From a distance, press freedom seems to be fully operational in Luxembourg. According to a 2017 Eurobarometer survey, its residents are among the EU’s biggest consumers of print, radio and TV news, and have the highest levels of trust in the media. Whether a cause or consequence, print media enjoys a significant degree of pluralism. Thanks to generous state funding, the daily papers faithfully reflect the views of the country’s main political parties. A reform of the media subsidy system envisages distributing this funding more fairly, and extending it to online media, which has emerged in recent years. Subsequent to the LuxLeaks revelations about Grand Duchy’s huge system of tax avoidance for multinationals, the court of cassation finally recognised that whistleblower Antoine Deltour’s “theft” of information served the public interest. This has set a precedent that bodes well for the freedom of expression (as advocated by the European Court of Human Rights) at the local level. But press freedom suffers from multiple constraints. The judicial system balks at providing the media with the details of its rulings, while government ministries are reluctant to hand over technical documents. Luxembourg’s small size is also a problem for the media. They tend to be gagged by economic interests, whether linked to individual owners or funding through advertising. Questions are raised about the independence of state-funded Radio 100,7 and about the Bertelsmann-owned digital media group RTL, which is indirectly funded by the state via a public service concession. Widespread collusion, pooling of information and other pernicious practices all threaten Luxembourg’s fragile press freedom.

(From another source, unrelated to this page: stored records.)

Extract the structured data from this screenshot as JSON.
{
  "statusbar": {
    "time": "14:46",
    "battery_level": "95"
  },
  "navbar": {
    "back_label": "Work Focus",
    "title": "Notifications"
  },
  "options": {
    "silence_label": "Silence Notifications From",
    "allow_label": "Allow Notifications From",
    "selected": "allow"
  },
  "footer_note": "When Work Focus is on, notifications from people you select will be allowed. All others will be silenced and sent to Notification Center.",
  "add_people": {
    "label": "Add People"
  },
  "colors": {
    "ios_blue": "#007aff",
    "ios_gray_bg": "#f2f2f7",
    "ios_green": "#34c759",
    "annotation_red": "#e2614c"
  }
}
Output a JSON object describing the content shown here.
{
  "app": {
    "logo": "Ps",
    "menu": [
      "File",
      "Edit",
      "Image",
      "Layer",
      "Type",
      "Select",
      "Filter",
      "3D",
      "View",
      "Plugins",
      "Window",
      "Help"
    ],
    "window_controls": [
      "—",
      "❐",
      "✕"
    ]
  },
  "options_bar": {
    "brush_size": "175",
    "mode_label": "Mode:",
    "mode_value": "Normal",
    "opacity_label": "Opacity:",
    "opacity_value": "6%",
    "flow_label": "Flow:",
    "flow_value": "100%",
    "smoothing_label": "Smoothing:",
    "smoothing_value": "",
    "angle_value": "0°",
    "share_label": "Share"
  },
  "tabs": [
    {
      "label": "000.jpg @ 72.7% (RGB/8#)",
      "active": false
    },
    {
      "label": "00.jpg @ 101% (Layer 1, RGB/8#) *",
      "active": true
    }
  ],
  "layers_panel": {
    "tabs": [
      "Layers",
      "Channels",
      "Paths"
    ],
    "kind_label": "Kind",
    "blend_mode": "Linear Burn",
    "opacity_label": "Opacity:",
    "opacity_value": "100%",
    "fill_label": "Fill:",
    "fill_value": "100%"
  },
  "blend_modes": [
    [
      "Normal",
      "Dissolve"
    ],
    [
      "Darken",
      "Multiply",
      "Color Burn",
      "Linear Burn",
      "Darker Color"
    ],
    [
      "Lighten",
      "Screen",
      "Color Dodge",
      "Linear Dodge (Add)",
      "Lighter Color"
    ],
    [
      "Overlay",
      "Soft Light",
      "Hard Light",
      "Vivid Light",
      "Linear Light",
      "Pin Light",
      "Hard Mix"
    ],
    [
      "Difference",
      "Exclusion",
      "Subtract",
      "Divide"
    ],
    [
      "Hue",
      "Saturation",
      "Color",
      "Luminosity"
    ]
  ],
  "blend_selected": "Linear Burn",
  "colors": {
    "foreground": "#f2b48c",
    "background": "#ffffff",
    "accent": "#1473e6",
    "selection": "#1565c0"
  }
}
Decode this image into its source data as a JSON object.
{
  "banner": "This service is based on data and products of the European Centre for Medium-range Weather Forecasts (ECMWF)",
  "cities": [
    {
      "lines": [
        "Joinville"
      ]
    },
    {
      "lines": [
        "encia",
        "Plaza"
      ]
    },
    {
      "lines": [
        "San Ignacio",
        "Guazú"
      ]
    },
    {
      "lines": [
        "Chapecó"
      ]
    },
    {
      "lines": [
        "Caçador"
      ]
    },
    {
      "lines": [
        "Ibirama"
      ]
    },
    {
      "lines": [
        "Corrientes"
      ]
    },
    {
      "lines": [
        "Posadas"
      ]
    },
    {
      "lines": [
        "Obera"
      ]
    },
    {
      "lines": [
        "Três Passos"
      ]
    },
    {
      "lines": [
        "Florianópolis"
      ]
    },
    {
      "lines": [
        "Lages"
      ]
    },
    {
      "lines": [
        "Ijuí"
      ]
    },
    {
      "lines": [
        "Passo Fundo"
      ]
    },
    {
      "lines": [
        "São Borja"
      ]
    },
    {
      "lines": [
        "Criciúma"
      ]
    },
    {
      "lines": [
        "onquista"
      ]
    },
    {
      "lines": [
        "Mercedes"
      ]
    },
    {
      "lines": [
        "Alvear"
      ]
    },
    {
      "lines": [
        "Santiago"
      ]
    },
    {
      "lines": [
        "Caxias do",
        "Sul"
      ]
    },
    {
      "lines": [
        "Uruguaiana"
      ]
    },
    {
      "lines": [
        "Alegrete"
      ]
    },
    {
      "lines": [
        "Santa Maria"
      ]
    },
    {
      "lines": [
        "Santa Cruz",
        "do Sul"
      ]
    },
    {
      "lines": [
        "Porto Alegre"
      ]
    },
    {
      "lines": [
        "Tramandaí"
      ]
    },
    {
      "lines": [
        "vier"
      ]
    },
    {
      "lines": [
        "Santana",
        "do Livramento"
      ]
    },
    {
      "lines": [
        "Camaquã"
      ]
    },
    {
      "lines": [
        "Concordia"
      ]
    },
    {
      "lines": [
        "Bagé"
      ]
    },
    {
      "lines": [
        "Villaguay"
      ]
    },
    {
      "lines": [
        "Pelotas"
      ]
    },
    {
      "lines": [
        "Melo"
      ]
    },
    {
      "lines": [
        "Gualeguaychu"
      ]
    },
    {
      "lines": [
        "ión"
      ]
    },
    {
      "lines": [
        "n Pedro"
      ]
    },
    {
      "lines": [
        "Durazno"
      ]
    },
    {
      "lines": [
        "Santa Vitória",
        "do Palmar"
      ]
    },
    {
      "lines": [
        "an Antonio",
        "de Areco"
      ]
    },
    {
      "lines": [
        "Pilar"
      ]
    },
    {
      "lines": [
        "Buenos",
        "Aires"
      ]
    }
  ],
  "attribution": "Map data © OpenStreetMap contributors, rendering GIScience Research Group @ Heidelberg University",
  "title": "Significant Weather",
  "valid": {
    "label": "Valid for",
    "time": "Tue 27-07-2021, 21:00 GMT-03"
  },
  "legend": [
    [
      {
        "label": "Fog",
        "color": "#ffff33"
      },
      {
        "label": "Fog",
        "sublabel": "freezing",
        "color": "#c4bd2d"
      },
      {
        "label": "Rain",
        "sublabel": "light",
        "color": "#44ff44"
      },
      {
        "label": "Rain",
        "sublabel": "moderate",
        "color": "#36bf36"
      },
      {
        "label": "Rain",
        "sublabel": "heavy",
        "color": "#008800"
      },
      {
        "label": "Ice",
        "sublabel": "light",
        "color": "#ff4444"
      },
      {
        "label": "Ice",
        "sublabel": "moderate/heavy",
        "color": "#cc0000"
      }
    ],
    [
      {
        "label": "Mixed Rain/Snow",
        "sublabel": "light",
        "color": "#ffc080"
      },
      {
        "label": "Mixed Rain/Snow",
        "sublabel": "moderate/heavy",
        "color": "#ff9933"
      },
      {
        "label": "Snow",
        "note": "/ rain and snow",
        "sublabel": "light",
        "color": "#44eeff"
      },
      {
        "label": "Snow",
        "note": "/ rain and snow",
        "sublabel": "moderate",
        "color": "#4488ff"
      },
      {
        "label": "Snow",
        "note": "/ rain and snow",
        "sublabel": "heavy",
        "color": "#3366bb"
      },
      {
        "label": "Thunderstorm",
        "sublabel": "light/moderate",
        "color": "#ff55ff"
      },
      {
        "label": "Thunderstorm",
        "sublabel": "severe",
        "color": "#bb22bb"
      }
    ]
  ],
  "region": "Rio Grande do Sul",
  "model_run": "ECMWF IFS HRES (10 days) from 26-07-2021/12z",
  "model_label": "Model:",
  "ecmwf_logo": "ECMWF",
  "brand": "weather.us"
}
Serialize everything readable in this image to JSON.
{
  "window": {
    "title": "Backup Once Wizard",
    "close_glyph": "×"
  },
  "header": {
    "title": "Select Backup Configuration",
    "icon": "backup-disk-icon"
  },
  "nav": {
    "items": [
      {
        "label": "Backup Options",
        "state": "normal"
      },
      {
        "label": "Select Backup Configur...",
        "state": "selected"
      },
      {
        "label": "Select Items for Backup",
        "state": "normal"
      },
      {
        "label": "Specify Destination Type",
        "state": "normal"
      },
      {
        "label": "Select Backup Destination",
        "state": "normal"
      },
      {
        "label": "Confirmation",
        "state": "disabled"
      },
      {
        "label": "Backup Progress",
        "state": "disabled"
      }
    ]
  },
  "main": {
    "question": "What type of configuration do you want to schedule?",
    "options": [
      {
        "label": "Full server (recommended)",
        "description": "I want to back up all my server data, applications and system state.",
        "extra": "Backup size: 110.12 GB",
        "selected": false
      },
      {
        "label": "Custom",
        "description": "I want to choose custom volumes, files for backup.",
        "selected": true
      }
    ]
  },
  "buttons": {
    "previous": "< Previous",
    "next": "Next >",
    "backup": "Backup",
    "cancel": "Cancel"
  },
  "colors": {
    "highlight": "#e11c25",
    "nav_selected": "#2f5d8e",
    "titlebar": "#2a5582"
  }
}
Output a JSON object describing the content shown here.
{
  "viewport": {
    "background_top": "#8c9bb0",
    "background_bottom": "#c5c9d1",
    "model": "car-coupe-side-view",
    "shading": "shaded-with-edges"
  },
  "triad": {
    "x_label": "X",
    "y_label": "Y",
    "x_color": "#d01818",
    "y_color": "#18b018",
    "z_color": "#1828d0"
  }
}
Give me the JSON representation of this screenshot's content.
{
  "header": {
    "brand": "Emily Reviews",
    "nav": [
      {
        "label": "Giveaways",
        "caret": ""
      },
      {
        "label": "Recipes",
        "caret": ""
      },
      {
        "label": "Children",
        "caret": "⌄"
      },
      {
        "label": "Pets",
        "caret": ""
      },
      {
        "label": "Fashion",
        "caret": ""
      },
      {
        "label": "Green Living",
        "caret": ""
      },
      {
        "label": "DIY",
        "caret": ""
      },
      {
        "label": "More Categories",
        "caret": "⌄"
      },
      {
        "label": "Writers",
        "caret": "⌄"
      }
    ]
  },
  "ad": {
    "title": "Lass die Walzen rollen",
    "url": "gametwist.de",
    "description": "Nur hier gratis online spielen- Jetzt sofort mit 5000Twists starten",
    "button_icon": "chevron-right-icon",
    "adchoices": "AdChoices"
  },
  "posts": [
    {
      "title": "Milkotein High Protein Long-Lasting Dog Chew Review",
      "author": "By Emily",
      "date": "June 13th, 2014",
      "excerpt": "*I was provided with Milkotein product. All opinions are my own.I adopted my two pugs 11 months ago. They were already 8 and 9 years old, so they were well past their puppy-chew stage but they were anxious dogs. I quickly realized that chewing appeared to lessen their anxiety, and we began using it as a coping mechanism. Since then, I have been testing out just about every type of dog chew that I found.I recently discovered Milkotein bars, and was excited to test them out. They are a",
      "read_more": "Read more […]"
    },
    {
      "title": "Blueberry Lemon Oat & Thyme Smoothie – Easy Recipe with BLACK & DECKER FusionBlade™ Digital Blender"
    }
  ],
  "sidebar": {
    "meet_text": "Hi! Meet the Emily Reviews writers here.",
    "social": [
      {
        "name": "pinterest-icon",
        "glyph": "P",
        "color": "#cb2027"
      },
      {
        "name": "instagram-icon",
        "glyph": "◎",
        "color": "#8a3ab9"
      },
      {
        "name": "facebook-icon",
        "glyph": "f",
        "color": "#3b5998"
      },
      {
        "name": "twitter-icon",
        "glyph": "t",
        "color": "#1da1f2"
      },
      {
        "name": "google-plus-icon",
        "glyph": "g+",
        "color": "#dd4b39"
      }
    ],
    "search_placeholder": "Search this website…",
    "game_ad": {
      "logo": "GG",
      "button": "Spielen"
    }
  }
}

But there have been two other positive developments: a single journalists’ union (ALJP) was formed in late 2017 and an almost entirely subscriber-funded online media outlet (reporter.lu) was set up in 2018.
17 in 2018
14.72 in 2018